Jason Larkin is a British photographer internationally recognised for his long-term social-documentary work. His first publication Cairo Divided, a freely-distributed newspaper, was nominated for both the Deutsche Börse and Prix Pictet photography awards.
Larkin’s work is the recipient of numerous awards and grants including the Pulitzer Crisis Grant, Arts Council England Grant, PDN New Portraiture Award & Renaissance Photography Prize. His work is regularly exhibited at photography festivals including FotoFest, USA; Unseen, Holland, Brighton Photo Biennial and Hereford Photography Festival, UK.
Landskrona Theatre Park
19-28 August 2016
While living in Johannesburg, British photographer Jason Larkin was struck by the ever-present reality of people waiting. Waiting for jobs, waiting for opportunities, waiting for politics to effect change. Many of his encounters were with people who were ready for this change, but who, for a variety of personal, political and historical reasons were left waiting. He saw this not only in news coverage and in conversations, but also in his physical experience of Johannesburg. He grappled with the apparent contrast between this experience and the otherwise dynamic and transforming urban environment.
Inactive yet expectant, this condition becomes a visual echo of the predicament many South Africans find themselves in. Though many wait alone, the amount of people waiting means that this becomes a collective, city-wide experience. Travelling across the city, often on foot, Larkin realised he could capture the anxiety of commuters waiting for public transport to take them home. In these photographs, he highlights the actual space occupied by people in the process as well as the hypothetical shadow they wait within.
“Visually, I was drawn to those seeking shelter from the harsh summer sun by positioning themselves in the shade,” Larkin says. “Figures here occupy ephemeral spaces of respite created by the surrounding urban environment. These shadows remove the individuals’ identities, leaving only the subtlety of posture and the details of place.” With only the waiting period accompanying each image, the purpose or possible outcomes of these situations are unclear. We are left to meditate on the temporality of these individual situations and the indirect connections that waiting creates.
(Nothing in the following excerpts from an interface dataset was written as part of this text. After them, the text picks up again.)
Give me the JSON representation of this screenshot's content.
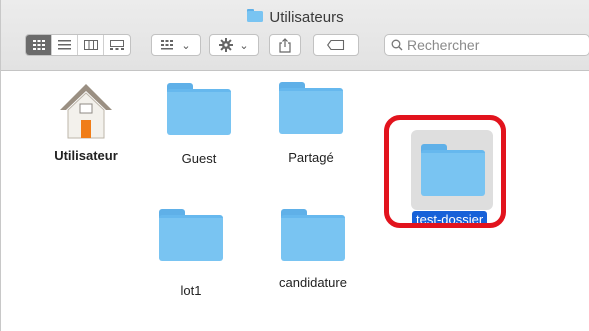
{
  "window": {
    "title": "Utilisateurs",
    "title_icon": "folder-icon"
  },
  "toolbar": {
    "view_modes": [
      "icon-view-icon",
      "list-view-icon",
      "column-view-icon",
      "gallery-view-icon"
    ],
    "group_icon": "group-by-icon",
    "action_icon": "gear-icon",
    "share_icon": "share-icon",
    "tag_icon": "tag-icon",
    "search_placeholder": "Rechercher"
  },
  "items": [
    {
      "label": "Utilisateur",
      "kind": "home"
    },
    {
      "label": "Guest",
      "kind": "folder"
    },
    {
      "label": "Partagé",
      "kind": "folder"
    },
    {
      "label": "test-dossier",
      "kind": "folder",
      "selected": true
    },
    {
      "label": "lot1",
      "kind": "folder"
    },
    {
      "label": "candidature",
      "kind": "folder"
    }
  ],
  "colors": {
    "folder": "#79c4f2",
    "selection": "#1761d8",
    "highlight": "#e2131d"
  }
}
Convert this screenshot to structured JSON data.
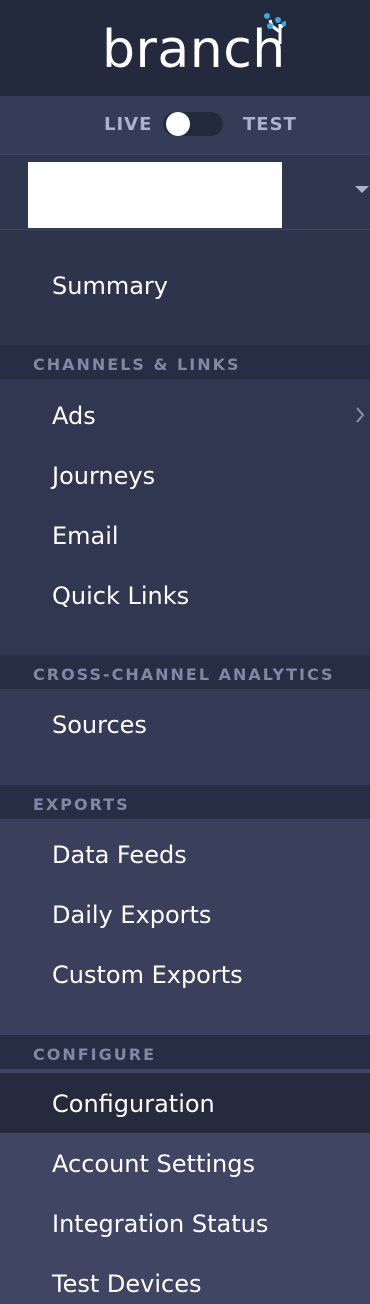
{
  "logo": {
    "text": "branch",
    "icon": "branch-tree-icon"
  },
  "environment": {
    "live_label": "LIVE",
    "test_label": "TEST",
    "mode": "live"
  },
  "app_selector": {
    "name": "",
    "caret_icon": "caret-down-icon"
  },
  "nav": {
    "summary": "Summary",
    "sections": [
      {
        "label": "CHANNELS & LINKS",
        "items": [
          "Ads",
          "Journeys",
          "Email",
          "Quick Links"
        ]
      },
      {
        "label": "CROSS-CHANNEL ANALYTICS",
        "items": [
          "Sources"
        ]
      },
      {
        "label": "EXPORTS",
        "items": [
          "Data Feeds",
          "Daily Exports",
          "Custom Exports"
        ]
      },
      {
        "label": "CONFIGURE",
        "items": [
          "Configuration",
          "Account Settings",
          "Integration Status",
          "Test Devices"
        ]
      }
    ],
    "active_item": "Configuration",
    "ads_submenu_icon": "chevron-right-icon"
  },
  "colors": {
    "sidebar_bg": "#2e344c",
    "header_bg": "#242a3e",
    "section_header_bg": "#272d43",
    "section_label": "#7e89a6",
    "active_item_bg": "#262a3d",
    "accent": "#3aa8e0"
  }
}
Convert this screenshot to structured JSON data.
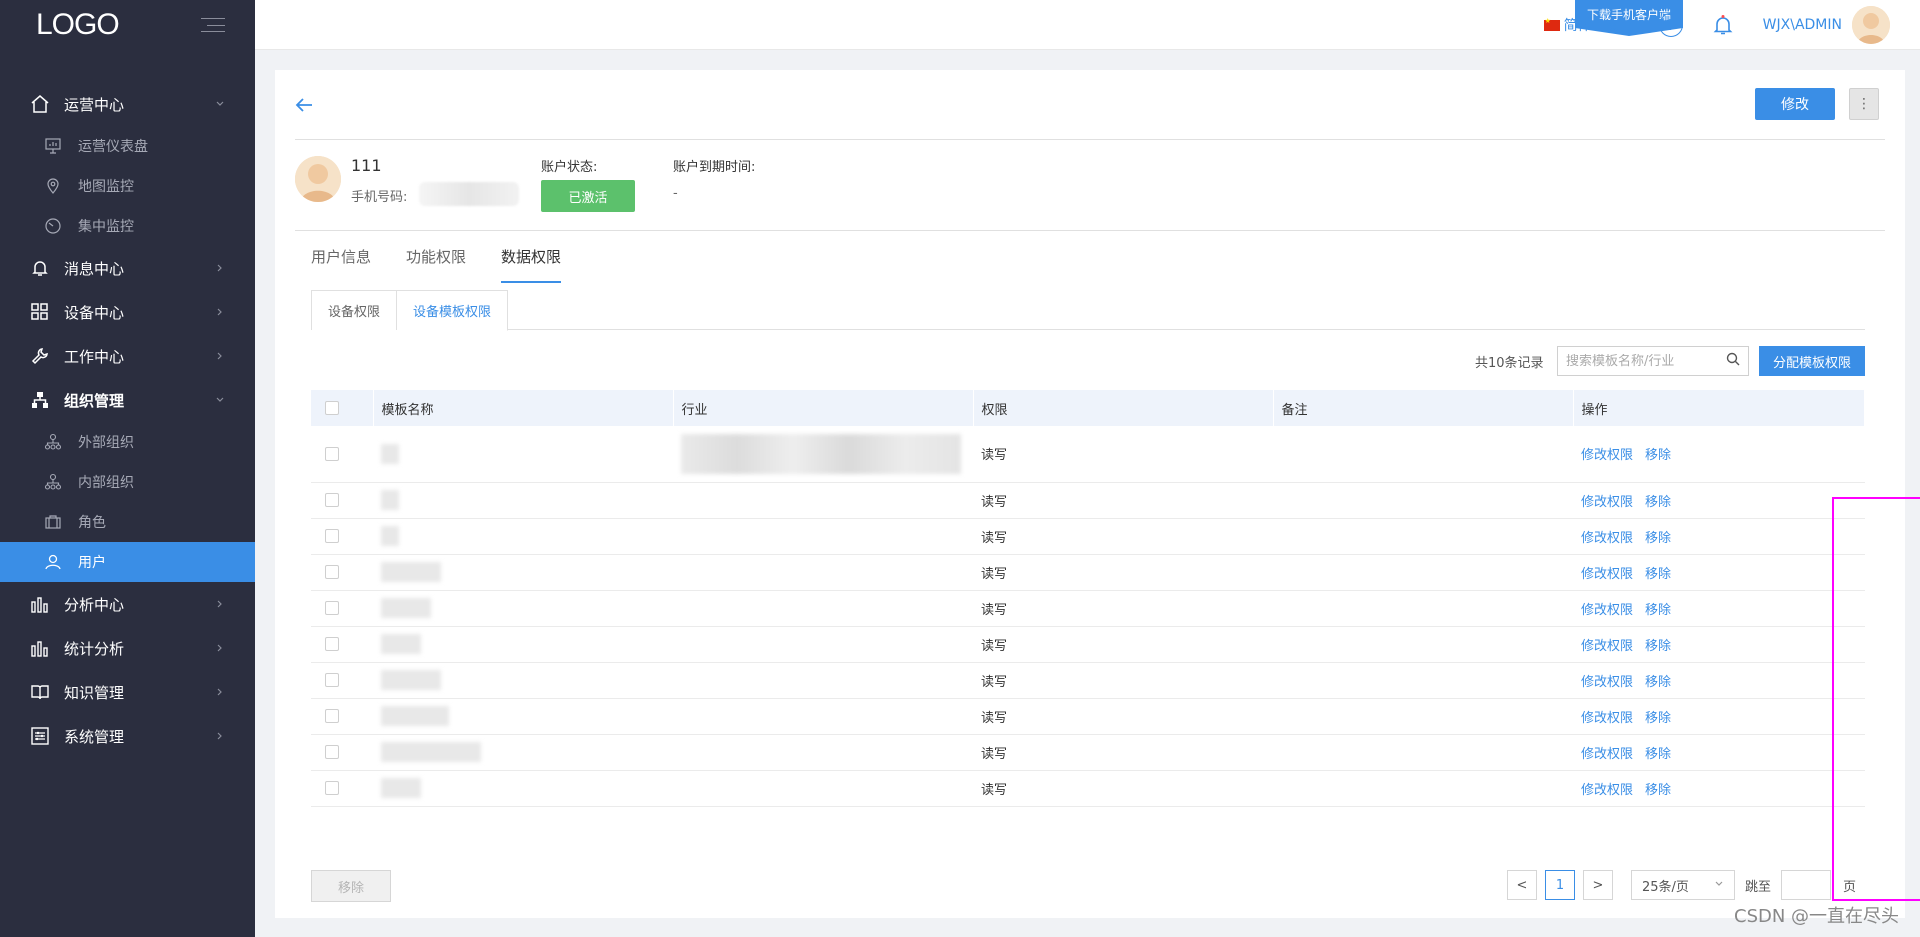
{
  "sidebar": {
    "logo": "LOGO",
    "items": [
      {
        "label": "运营中心",
        "icon": "home-icon",
        "expanded": true
      },
      {
        "label": "运营仪表盘",
        "icon": "dashboard-icon",
        "sub": true
      },
      {
        "label": "地图监控",
        "icon": "map-pin-icon",
        "sub": true
      },
      {
        "label": "集中监控",
        "icon": "clock-icon",
        "sub": true
      },
      {
        "label": "消息中心",
        "icon": "bell-icon"
      },
      {
        "label": "设备中心",
        "icon": "grid-icon"
      },
      {
        "label": "工作中心",
        "icon": "wrench-icon"
      },
      {
        "label": "组织管理",
        "icon": "org-chart-icon",
        "expanded": true
      },
      {
        "label": "外部组织",
        "icon": "org-icon",
        "sub": true
      },
      {
        "label": "内部组织",
        "icon": "org-icon",
        "sub": true
      },
      {
        "label": "角色",
        "icon": "briefcase-icon",
        "sub": true
      },
      {
        "label": "用户",
        "icon": "user-icon",
        "sub": true,
        "active": true
      },
      {
        "label": "分析中心",
        "icon": "bar-chart-icon"
      },
      {
        "label": "统计分析",
        "icon": "bar-chart-icon"
      },
      {
        "label": "知识管理",
        "icon": "book-icon"
      },
      {
        "label": "系统管理",
        "icon": "settings-panel-icon"
      }
    ]
  },
  "topbar": {
    "download_label": "下载手机客户端",
    "language": "简体中文",
    "help_glyph": "?",
    "username": "WJX\\ADMIN"
  },
  "header": {
    "edit_label": "修改",
    "more_glyph": "⋮"
  },
  "user": {
    "name": "111",
    "phone_label": "手机号码:",
    "status_label": "账户状态:",
    "status_value": "已激活",
    "expire_label": "账户到期时间:",
    "expire_value": "-"
  },
  "tabs": [
    "用户信息",
    "功能权限",
    "数据权限"
  ],
  "subtabs": [
    "设备权限",
    "设备模板权限"
  ],
  "toolbar": {
    "record_count": "共10条记录",
    "search_placeholder": "搜索模板名称/行业",
    "assign_label": "分配模板权限"
  },
  "table": {
    "columns": [
      "模板名称",
      "行业",
      "权限",
      "备注",
      "操作"
    ],
    "rows": [
      {
        "permission": "读写",
        "note": ""
      },
      {
        "permission": "读写",
        "note": ""
      },
      {
        "permission": "读写",
        "note": ""
      },
      {
        "permission": "读写",
        "note": ""
      },
      {
        "permission": "读写",
        "note": ""
      },
      {
        "permission": "读写",
        "note": ""
      },
      {
        "permission": "读写",
        "note": ""
      },
      {
        "permission": "读写",
        "note": ""
      },
      {
        "permission": "读写",
        "note": ""
      },
      {
        "permission": "读写",
        "note": ""
      }
    ],
    "action_edit": "修改权限",
    "action_remove": "移除"
  },
  "footer": {
    "remove_label": "移除",
    "prev_glyph": "<",
    "next_glyph": ">",
    "current_page": "1",
    "page_size": "25条/页",
    "jump_label": "跳至",
    "page_unit": "页"
  },
  "watermark": "CSDN @一直在尽头",
  "colors": {
    "sidebar_bg": "#2b2e3f",
    "accent": "#3a8ee6",
    "status_green": "#5cc16c",
    "highlight": "#ff00ff"
  }
}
Denis Darzacq, born 1961 in Paris, has developed personal work since the mid-1990’s. Like many other French photographers of his generation, Denis Darzacq worked in press photography which forged his artistic work and sharpened his eye for contemporary society. Darzacq won the 2007 World Press Photo prize in the category “Arts & Entertainment” for his series “La chute” and the prestigeous french prize “Niepce” in 2012.
He has published a number of books including “Act” (2012), “Hyper” (2009),“La Chute” (2007), “Bobigny centre ville” (2006, co-author Marie Desplechin), “Le ciel etoile au-dessus de ma tête” (2004), “Ensembles 1997/2000” (2001).
La Chute & Hyper
Landskrona Theatre Park
19-28 Augusti 2016
In the wake of the riots and violent clashes that took place in housing projects in suburban France in 2005, Denis Darzacq photographed ordinary-looking young men and women on desolate city streets seemingly floating in mid-air or plunging to the ground. In actuality, the subjects in the photographs are hip-hop dancers and athletes carefully directed, caught suspended in motion as they launch themselves into space. The title, La Chute, which translates in English to The Fall, reflects a sense of urgency and uncertainty about the plight of younger generations growing up in troubling times, not just in Paris but in all of Europe and beyond.
As much as La Chute represents disenfranchised youth, it also speaks to their energy and potential. The plasticity of these kinetic bodies attest to a certain power and resilience against the bleakness of the urban landscape. Each image is a dreamlike meditation about possibilities, desire, and expectation, posing more questions than answers.
Hyper picks up on La Chute while explicitly focusing on the question of consumerism, which hovers in the background of the artist’s previous work. Darzacq explores the connecting power and the limits of a consumer product; here the critique is more biting. Hyper opposes bodies in movement and the saturated, standardised space of mass distribution outlets. In this totally commercial setting, the body’s leap expresses the freedom and unhampered choice of its movement. It is a clear challenge to the marketing strategies that seek to control our behaviour. Some of the figures, glowing with an aura, impose glory and give a sense of spirituality in total contrast with the temples of consumption in which they are found.